Read through the lines below for the string "heading" and copy each one that has it.
[Opening DATA TO USE section]
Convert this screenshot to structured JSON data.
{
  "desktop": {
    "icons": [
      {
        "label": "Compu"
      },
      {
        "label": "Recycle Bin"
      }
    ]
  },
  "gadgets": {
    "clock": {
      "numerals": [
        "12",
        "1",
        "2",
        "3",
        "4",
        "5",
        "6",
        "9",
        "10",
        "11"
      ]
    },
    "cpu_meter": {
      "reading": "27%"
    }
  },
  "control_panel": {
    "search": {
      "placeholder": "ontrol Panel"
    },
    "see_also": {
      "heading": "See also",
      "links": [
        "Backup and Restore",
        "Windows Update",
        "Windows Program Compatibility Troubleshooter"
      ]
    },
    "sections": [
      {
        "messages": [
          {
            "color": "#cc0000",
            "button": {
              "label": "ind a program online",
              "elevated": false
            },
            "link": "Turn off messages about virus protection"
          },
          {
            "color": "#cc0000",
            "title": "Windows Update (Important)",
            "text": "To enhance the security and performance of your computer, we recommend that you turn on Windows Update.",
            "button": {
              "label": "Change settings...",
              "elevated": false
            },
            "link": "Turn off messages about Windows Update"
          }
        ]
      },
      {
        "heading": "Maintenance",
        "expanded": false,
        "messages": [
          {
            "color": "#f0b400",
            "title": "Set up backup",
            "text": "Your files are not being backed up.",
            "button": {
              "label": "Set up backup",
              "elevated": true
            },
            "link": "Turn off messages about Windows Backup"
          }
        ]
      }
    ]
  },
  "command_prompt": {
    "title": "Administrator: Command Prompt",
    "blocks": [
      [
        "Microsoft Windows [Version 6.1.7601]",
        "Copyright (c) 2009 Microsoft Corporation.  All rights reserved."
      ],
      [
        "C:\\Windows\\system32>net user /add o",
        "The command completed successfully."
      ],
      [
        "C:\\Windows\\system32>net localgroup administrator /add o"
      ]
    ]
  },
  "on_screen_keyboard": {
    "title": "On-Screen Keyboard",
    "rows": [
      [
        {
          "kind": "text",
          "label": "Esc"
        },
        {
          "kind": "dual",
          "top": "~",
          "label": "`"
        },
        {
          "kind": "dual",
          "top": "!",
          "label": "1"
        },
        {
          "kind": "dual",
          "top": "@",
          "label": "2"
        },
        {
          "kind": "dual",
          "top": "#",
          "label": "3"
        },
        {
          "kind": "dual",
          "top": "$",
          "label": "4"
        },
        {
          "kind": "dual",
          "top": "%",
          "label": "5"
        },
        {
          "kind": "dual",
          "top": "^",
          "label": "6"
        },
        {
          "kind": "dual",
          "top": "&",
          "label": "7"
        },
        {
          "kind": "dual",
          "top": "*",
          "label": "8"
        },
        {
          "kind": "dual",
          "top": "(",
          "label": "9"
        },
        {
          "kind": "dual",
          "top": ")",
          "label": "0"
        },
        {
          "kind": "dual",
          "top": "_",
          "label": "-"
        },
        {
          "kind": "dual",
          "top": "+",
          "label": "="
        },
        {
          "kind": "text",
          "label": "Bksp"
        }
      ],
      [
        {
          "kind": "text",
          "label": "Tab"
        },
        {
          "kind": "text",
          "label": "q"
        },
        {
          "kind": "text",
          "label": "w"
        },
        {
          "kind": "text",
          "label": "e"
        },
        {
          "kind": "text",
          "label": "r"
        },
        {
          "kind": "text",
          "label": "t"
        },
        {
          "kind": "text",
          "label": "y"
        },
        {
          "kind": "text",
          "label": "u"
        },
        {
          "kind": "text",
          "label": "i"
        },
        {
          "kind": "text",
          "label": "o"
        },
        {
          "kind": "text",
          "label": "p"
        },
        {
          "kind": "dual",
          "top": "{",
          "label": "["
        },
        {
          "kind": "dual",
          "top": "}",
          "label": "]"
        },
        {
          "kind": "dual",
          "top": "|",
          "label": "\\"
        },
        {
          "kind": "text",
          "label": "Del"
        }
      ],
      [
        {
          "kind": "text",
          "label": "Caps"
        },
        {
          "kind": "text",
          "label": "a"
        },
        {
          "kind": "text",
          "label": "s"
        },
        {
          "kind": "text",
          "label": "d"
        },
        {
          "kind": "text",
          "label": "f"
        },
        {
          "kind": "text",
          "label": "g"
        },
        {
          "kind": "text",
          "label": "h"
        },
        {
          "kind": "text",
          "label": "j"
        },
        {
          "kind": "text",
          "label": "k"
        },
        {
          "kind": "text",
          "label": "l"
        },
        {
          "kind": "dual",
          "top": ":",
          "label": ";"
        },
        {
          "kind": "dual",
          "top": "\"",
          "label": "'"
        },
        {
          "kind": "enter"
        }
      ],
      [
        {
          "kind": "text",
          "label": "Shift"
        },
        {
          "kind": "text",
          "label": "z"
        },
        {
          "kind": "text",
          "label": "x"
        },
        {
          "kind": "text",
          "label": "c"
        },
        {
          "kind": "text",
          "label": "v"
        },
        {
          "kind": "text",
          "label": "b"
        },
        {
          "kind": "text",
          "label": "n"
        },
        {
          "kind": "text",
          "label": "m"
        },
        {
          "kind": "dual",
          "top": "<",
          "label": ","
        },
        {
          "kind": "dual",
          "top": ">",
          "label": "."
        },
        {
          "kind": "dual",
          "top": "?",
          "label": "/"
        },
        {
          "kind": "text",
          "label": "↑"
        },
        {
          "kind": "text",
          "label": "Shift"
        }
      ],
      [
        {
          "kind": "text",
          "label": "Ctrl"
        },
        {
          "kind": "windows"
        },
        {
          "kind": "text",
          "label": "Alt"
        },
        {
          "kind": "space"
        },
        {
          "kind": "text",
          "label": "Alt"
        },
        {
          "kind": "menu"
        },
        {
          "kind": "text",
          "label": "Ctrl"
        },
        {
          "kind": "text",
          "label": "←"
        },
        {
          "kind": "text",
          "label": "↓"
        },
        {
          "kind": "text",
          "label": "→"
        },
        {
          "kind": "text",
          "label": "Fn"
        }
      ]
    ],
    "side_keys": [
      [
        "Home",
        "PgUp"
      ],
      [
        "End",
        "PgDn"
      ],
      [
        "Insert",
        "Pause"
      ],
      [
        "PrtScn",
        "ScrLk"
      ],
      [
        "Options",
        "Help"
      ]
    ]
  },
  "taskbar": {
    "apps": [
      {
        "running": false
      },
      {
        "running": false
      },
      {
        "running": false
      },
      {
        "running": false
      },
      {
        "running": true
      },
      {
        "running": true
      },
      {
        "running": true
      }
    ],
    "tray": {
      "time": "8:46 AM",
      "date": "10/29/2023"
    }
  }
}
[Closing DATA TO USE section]
ANSWER:
      "heading": "See also",
        "heading": "Maintenance",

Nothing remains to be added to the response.